### WHAT NEEDS TO BE DONE
Please find every line of the listing below where "Configuration" occurs and copy it.

### DATA PROVIDED
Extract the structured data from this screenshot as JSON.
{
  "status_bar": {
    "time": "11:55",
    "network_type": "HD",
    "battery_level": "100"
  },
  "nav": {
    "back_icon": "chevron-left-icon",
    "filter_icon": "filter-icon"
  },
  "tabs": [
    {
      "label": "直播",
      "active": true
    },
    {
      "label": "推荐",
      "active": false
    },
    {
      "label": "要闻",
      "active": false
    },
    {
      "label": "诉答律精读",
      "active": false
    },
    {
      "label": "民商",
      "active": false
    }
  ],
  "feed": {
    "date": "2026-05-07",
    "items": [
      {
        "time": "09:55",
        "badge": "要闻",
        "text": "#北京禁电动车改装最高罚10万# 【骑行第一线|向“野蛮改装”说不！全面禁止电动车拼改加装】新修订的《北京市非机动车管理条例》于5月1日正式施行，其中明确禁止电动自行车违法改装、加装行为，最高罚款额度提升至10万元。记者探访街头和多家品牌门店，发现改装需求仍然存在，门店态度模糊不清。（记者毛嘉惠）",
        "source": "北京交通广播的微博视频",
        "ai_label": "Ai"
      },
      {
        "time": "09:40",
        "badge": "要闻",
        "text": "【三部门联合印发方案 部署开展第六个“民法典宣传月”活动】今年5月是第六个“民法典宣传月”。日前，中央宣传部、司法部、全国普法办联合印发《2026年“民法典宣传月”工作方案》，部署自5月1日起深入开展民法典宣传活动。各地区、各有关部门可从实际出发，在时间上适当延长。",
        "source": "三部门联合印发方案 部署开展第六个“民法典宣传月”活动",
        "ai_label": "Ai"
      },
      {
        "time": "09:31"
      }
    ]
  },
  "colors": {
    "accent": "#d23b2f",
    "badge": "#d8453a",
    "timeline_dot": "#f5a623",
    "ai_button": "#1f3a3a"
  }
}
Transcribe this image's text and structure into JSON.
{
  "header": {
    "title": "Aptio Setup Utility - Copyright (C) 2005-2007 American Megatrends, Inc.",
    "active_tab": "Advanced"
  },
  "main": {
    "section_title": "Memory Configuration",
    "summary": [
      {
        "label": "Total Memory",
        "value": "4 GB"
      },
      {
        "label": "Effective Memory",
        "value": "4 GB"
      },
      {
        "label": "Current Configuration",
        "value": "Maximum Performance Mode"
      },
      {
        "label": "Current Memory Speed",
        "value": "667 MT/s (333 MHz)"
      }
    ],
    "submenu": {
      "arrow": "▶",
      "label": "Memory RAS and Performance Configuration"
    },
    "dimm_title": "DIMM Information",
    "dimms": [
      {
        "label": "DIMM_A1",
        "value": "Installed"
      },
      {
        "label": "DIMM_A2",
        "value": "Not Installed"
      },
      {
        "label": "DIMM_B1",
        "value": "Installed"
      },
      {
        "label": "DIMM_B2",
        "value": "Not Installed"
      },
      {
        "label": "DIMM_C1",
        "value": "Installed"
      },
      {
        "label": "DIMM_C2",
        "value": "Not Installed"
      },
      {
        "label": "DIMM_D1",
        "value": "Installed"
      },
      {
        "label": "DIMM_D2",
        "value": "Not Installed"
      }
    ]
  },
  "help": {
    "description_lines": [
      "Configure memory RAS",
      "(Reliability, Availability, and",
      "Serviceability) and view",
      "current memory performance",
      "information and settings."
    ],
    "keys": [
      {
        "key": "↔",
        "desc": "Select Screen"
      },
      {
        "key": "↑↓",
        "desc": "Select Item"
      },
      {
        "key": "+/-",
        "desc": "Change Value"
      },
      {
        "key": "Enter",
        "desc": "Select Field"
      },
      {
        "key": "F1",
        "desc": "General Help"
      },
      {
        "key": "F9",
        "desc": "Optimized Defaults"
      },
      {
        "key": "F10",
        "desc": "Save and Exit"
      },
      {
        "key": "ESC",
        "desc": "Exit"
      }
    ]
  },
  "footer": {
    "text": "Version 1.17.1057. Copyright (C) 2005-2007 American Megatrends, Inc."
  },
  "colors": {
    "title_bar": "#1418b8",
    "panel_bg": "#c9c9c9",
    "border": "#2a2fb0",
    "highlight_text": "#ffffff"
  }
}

### SOLUTION TO THIS PROBLEM
    "section_title": "Memory Configuration",
        "label": "Current Configuration",
      "label": "Memory RAS and Performance Configuration"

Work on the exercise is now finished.